Anonymous More than 1 year ago
Anonymous More than 1 year ago

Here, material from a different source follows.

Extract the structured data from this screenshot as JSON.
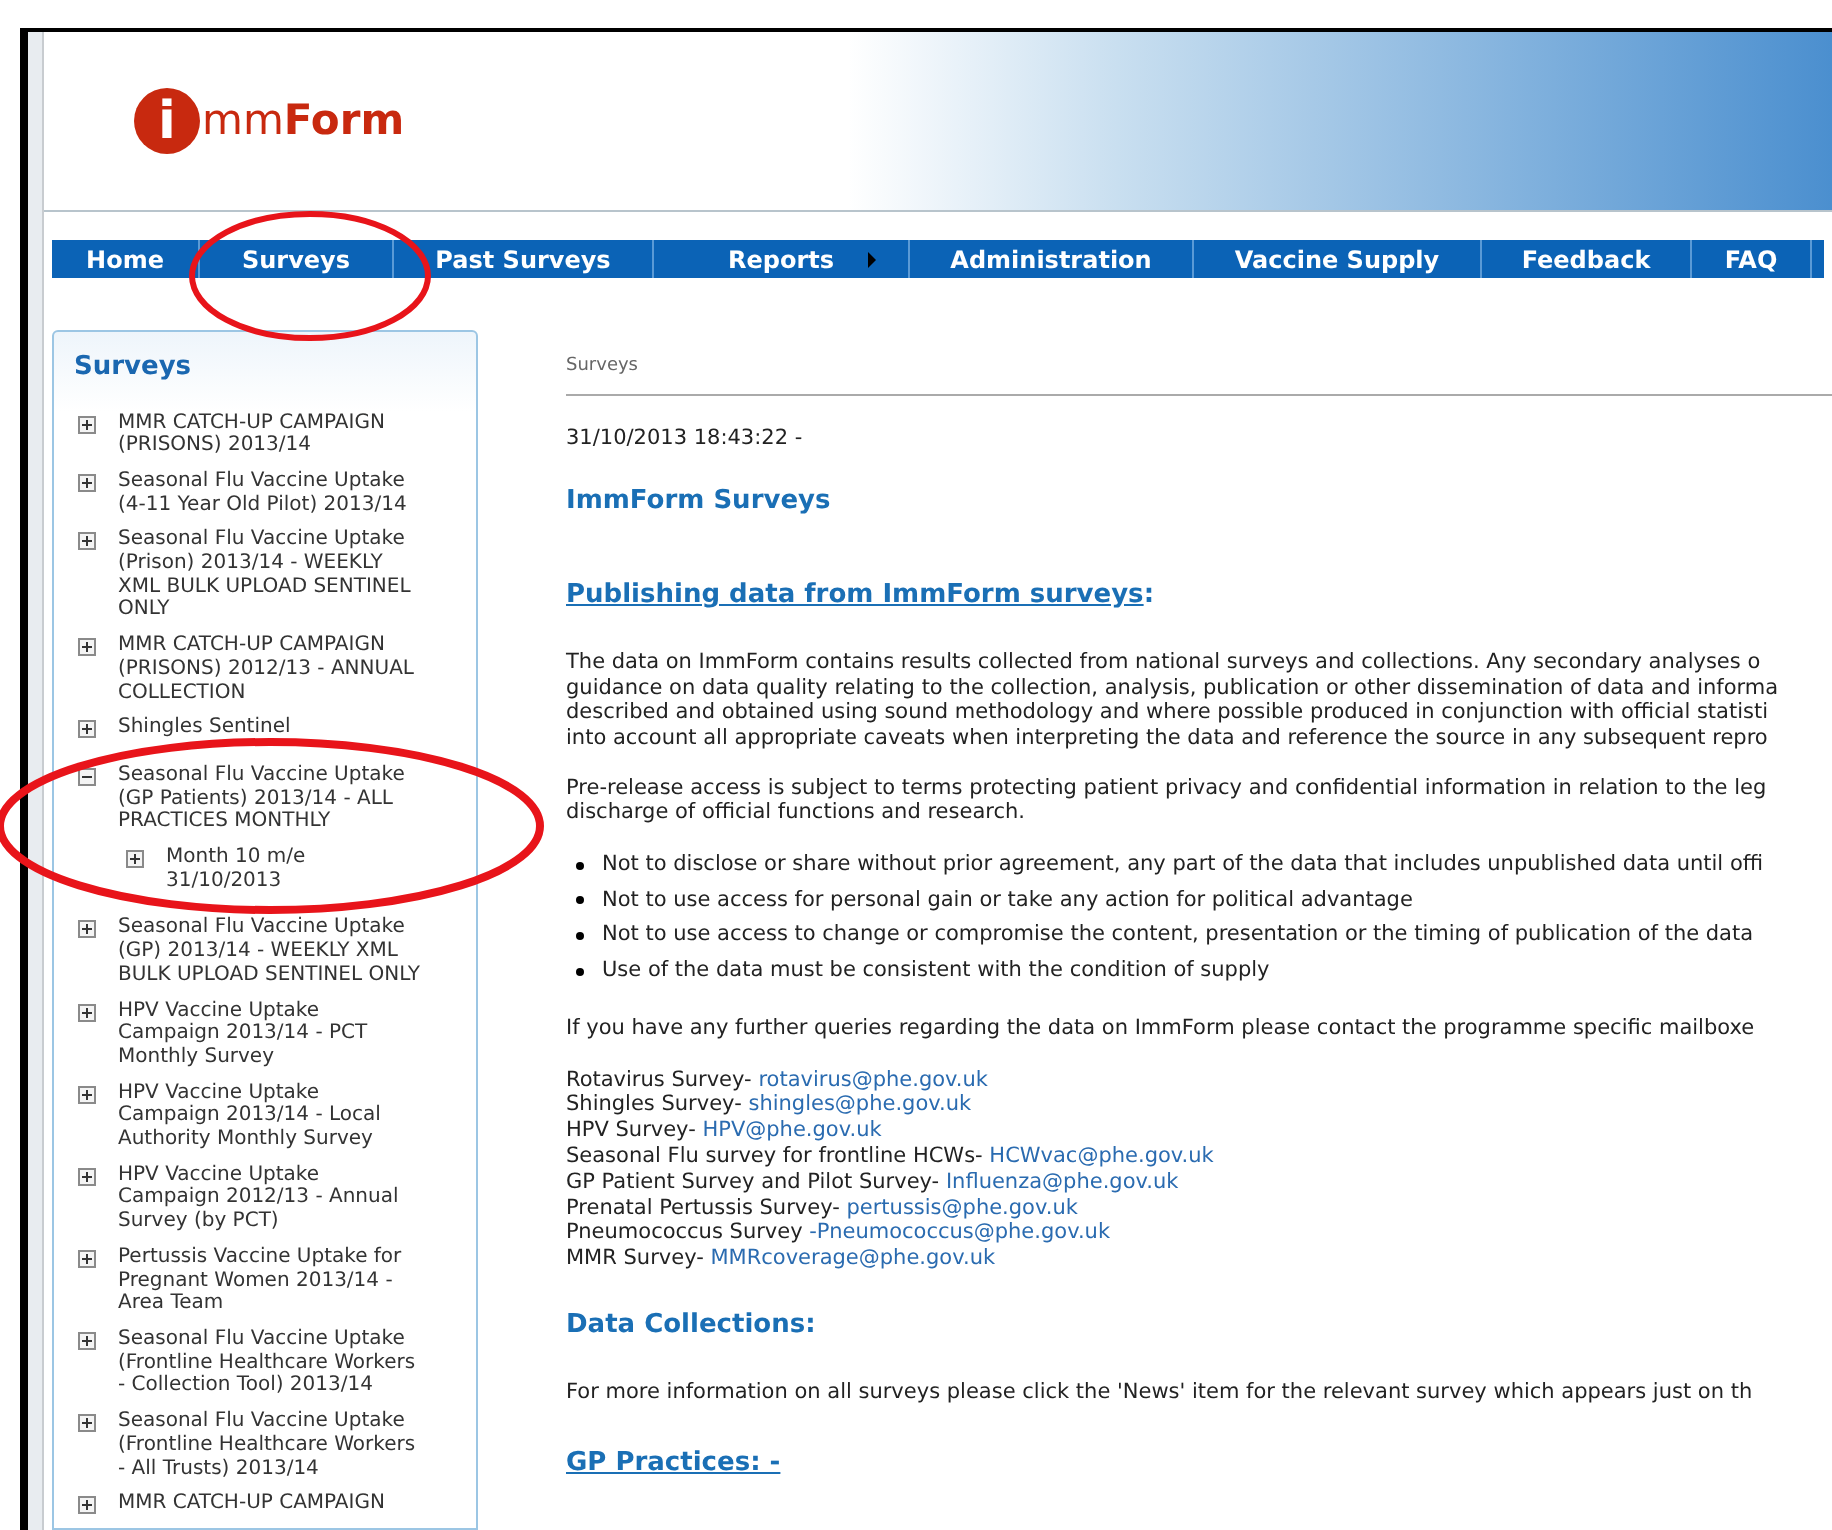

Chapter Nine When we reach the dining hall, I sit at a table. Plates piled high with food are everywhere. I take an empty plate from a stack nearby and get one piece of bacon and some scrambled eggs. I find a fork and sit down, feeling like lead is being pumped into my veins. I poke the eggs with my fork and stare blankly at them. "Terrin?" A voice says. Kato slides into the seat next to me. "You okay?" He asks. "Yeah..." I mumble. "What's wrong?" "Nothing." I rest my head on my hand, my elbow pressed into the wooden tabletop. "Something's obviously up. What is it?" He presses. "Nothing!" I snarl. "You saved my life. I'm just trying to help." Kato says, raising his hands in surrender. I relent. "Sorry. I'm fine." "Okay. Whatever. So, what'd you think of the horseback?" "It was okay, I guess." "You looked like you were having the time of your life. 'Okay' can't equal 'the time of your life.'" "Maybe it wasn't the time of my life." I counter. "I think you're just in a bad mood about something, but you won't tell me what." He answers, frowning at me. I slam my fist on the table and leap to my feet. "I'm fine, okay!? It's none of your business how I feel! You seemed happier with those other girls!" I shout. With that, I spin around on my heel and storm out. As I stalk to my room the hurt and shocked green eyes burn in my mind. # # # I sit on a windowsill in the girls' dorm, looking out past the wheat and on to snowy gray mountains, grassy hillsides dotted with trees. Regret builds up inside me. I shouldn't have yelled at Kato. He just wanted to help me. 'He pushed too hard.' I think to myself. I here the door creak open, and spin around. A large, muscular man with a close-shaven military haircut stands in the doorway. He's wearing jeans, a gray T-shirt, and a military vest over his shirt. He has on work boots and an AK-47 strapped to his back. A pistol is in his hand. "Um, can I... help you?" I ask nervously. "Military procedure. An important operation. You were chosen. Follow me immediately. You will be given a proper uniform and gun soon." He says. I stand uncertainly and follow the man out the door, through winding halls, and finally, into a grassy expanse. Another man waits. He's completely dressed in a camoflauge uniform with work boots and a camoflauge helmet with goggles—an American military uniform, from the twenty-first century—a long time ago. "Hello." The waiting man says to me, extending a hand. "I'm Sargent O'Raem. You and a few others have been chosen to join the fighting early. He dismisses the other man and leads me over to a strange-looking hovership. "What's that?" I ask. "A helicopter. A commonly used war vehicle long ago." Explains Sargent O'Raem. "Hop in. Your gear is inside." I obey, climbing in and finding a black backpack with dogtags hanging off. I read them, finding my name. I pull out my uniform and duck behind a stack of boxes to change. My uniform consists of military-camo pants and a tannish T-shirt. I leave on my sneakers. I walk out and sit down. A few others board the helicopter—a red-haired boy, a dark-skinned girl, a boy with deeply tanned skin and black hair, and a blond boy. They change one at a time behind the boxes into uniforms identical to mine. When we're all seated, Sargent O'Raem boards the ship. "No worries. We're flying to a bunker where you will meet your comrades. Then you'll be heading into war." Those are the worst words I've ever heard.